INSTRUCTIONS TO FOLLOW — Could you write out each of the records below exactly?

Data records for software interfaces —
++++++
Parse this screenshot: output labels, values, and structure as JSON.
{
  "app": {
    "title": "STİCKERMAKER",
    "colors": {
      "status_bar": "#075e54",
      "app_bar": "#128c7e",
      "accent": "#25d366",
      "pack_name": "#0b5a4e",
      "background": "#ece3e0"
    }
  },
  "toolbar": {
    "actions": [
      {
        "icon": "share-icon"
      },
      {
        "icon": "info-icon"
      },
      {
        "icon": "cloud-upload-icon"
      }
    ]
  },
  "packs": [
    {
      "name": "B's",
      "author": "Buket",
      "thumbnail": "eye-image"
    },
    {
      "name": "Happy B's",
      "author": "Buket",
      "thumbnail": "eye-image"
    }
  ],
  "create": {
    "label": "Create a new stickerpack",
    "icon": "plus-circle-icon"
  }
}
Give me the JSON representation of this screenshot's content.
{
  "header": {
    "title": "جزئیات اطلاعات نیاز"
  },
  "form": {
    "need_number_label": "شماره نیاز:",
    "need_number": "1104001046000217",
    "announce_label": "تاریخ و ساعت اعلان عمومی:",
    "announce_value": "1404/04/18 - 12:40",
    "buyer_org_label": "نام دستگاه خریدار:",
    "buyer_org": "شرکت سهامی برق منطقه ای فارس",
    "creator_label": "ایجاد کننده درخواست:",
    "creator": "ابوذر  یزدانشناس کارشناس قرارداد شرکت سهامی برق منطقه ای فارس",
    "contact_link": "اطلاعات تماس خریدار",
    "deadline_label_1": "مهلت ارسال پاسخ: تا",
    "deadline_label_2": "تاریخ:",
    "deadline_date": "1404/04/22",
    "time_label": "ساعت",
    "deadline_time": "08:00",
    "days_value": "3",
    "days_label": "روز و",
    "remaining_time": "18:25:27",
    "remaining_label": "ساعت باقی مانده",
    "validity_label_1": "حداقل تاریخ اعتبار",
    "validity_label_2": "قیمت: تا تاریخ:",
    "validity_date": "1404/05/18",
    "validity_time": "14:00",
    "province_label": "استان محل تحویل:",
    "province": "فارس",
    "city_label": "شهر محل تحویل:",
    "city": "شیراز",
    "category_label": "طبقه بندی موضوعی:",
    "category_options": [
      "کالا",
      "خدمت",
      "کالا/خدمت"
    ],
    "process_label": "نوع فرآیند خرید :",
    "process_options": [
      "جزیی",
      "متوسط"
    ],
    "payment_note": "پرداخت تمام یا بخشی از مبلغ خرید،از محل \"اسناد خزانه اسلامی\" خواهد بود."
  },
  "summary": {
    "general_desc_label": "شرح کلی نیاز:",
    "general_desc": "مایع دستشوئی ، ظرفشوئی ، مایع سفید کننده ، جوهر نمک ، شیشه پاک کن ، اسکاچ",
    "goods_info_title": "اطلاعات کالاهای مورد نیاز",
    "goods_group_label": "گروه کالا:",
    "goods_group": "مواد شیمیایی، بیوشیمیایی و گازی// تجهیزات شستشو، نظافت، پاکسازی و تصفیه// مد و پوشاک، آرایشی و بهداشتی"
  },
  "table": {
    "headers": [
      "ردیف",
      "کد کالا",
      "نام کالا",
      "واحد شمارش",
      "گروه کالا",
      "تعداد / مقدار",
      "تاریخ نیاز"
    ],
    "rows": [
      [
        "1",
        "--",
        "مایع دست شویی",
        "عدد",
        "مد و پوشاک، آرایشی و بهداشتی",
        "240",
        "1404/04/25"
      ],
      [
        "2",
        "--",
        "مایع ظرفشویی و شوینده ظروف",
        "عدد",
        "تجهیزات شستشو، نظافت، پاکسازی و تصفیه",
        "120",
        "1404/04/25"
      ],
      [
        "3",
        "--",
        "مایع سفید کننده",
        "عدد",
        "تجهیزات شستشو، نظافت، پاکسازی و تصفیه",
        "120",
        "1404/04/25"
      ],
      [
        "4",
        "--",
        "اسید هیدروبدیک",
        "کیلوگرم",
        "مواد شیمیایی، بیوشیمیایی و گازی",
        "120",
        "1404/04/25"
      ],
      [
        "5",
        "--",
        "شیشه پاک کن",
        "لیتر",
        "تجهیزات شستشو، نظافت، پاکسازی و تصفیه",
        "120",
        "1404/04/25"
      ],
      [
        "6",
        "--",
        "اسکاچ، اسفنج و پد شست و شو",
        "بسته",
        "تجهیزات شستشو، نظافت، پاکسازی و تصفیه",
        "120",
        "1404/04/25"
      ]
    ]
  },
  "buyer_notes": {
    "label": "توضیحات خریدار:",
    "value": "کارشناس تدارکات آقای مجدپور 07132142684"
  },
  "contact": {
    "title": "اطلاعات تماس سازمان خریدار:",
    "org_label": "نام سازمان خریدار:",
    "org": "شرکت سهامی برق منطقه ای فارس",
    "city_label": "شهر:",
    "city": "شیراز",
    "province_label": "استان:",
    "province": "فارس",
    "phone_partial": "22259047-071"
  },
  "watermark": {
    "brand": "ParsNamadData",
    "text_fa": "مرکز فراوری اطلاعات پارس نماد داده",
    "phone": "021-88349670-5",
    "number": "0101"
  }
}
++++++
EXERCISE OUTPUT —
Parse this screenshot: output labels, values, and structure as JSON.
{
  "app": {
    "title": "STİCKERMAKER",
    "colors": {
      "status_bar": "#075e54",
      "app_bar": "#128c7e",
      "accent": "#25d366",
      "pack_name": "#0b5a4e",
      "background": "#ece3e0"
    }
  },
  "toolbar": {
    "actions": [
      {
        "icon": "share-icon"
      },
      {
        "icon": "info-icon"
      },
      {
        "icon": "cloud-upload-icon"
      }
    ]
  },
  "packs": [
    {
      "name": "B's",
      "author": "Buket",
      "thumbnail": "eye-image"
    },
    {
      "name": "Happy B's",
      "author": "Buket",
      "thumbnail": "eye-image"
    }
  ],
  "create": {
    "label": "Create a new stickerpack",
    "icon": "plus-circle-icon"
  }
}
Give me the JSON representation of this screenshot's content.
{
  "header": {
    "title": "جزئیات اطلاعات نیاز"
  },
  "form": {
    "need_number_label": "شماره نیاز:",
    "need_number": "1104001046000217",
    "announce_label": "تاریخ و ساعت اعلان عمومی:",
    "announce_value": "1404/04/18 - 12:40",
    "buyer_org_label": "نام دستگاه خریدار:",
    "buyer_org": "شرکت سهامی برق منطقه ای فارس",
    "creator_label": "ایجاد کننده درخواست:",
    "creator": "ابوذر  یزدانشناس کارشناس قرارداد شرکت سهامی برق منطقه ای فارس",
    "contact_link": "اطلاعات تماس خریدار",
    "deadline_label_1": "مهلت ارسال پاسخ: تا",
    "deadline_label_2": "تاریخ:",
    "deadline_date": "1404/04/22",
    "time_label": "ساعت",
    "deadline_time": "08:00",
    "days_value": "3",
    "days_label": "روز و",
    "remaining_time": "18:25:27",
    "remaining_label": "ساعت باقی مانده",
    "validity_label_1": "حداقل تاریخ اعتبار",
    "validity_label_2": "قیمت: تا تاریخ:",
    "validity_date": "1404/05/18",
    "validity_time": "14:00",
    "province_label": "استان محل تحویل:",
    "province": "فارس",
    "city_label": "شهر محل تحویل:",
    "city": "شیراز",
    "category_label": "طبقه بندی موضوعی:",
    "category_options": [
      "کالا",
      "خدمت",
      "کالا/خدمت"
    ],
    "process_label": "نوع فرآیند خرید :",
    "process_options": [
      "جزیی",
      "متوسط"
    ],
    "payment_note": "پرداخت تمام یا بخشی از مبلغ خرید،از محل \"اسناد خزانه اسلامی\" خواهد بود."
  },
  "summary": {
    "general_desc_label": "شرح کلی نیاز:",
    "general_desc": "مایع دستشوئی ، ظرفشوئی ، مایع سفید کننده ، جوهر نمک ، شیشه پاک کن ، اسکاچ",
    "goods_info_title": "اطلاعات کالاهای مورد نیاز",
    "goods_group_label": "گروه کالا:",
    "goods_group": "مواد شیمیایی، بیوشیمیایی و گازی// تجهیزات شستشو، نظافت، پاکسازی و تصفیه// مد و پوشاک، آرایشی و بهداشتی"
  },
  "table": {
    "headers": [
      "ردیف",
      "کد کالا",
      "نام کالا",
      "واحد شمارش",
      "گروه کالا",
      "تعداد / مقدار",
      "تاریخ نیاز"
    ],
    "rows": [
      [
        "1",
        "--",
        "مایع دست شویی",
        "عدد",
        "مد و پوشاک، آرایشی و بهداشتی",
        "240",
        "1404/04/25"
      ],
      [
        "2",
        "--",
        "مایع ظرفشویی و شوینده ظروف",
        "عدد",
        "تجهیزات شستشو، نظافت، پاکسازی و تصفیه",
        "120",
        "1404/04/25"
      ],
      [
        "3",
        "--",
        "مایع سفید کننده",
        "عدد",
        "تجهیزات شستشو، نظافت، پاکسازی و تصفیه",
        "120",
        "1404/04/25"
      ],
      [
        "4",
        "--",
        "اسید هیدروبدیک",
        "کیلوگرم",
        "مواد شیمیایی، بیوشیمیایی و گازی",
        "120",
        "1404/04/25"
      ],
      [
        "5",
        "--",
        "شیشه پاک کن",
        "لیتر",
        "تجهیزات شستشو، نظافت، پاکسازی و تصفیه",
        "120",
        "1404/04/25"
      ],
      [
        "6",
        "--",
        "اسکاچ، اسفنج و پد شست و شو",
        "بسته",
        "تجهیزات شستشو، نظافت، پاکسازی و تصفیه",
        "120",
        "1404/04/25"
      ]
    ]
  },
  "buyer_notes": {
    "label": "توضیحات خریدار:",
    "value": "کارشناس تدارکات آقای مجدپور 07132142684"
  },
  "contact": {
    "title": "اطلاعات تماس سازمان خریدار:",
    "org_label": "نام سازمان خریدار:",
    "org": "شرکت سهامی برق منطقه ای فارس",
    "city_label": "شهر:",
    "city": "شیراز",
    "province_label": "استان:",
    "province": "فارس",
    "phone_partial": "22259047-071"
  },
  "watermark": {
    "brand": "ParsNamadData",
    "text_fa": "مرکز فراوری اطلاعات پارس نماد داده",
    "phone": "021-88349670-5",
    "number": "0101"
  }
}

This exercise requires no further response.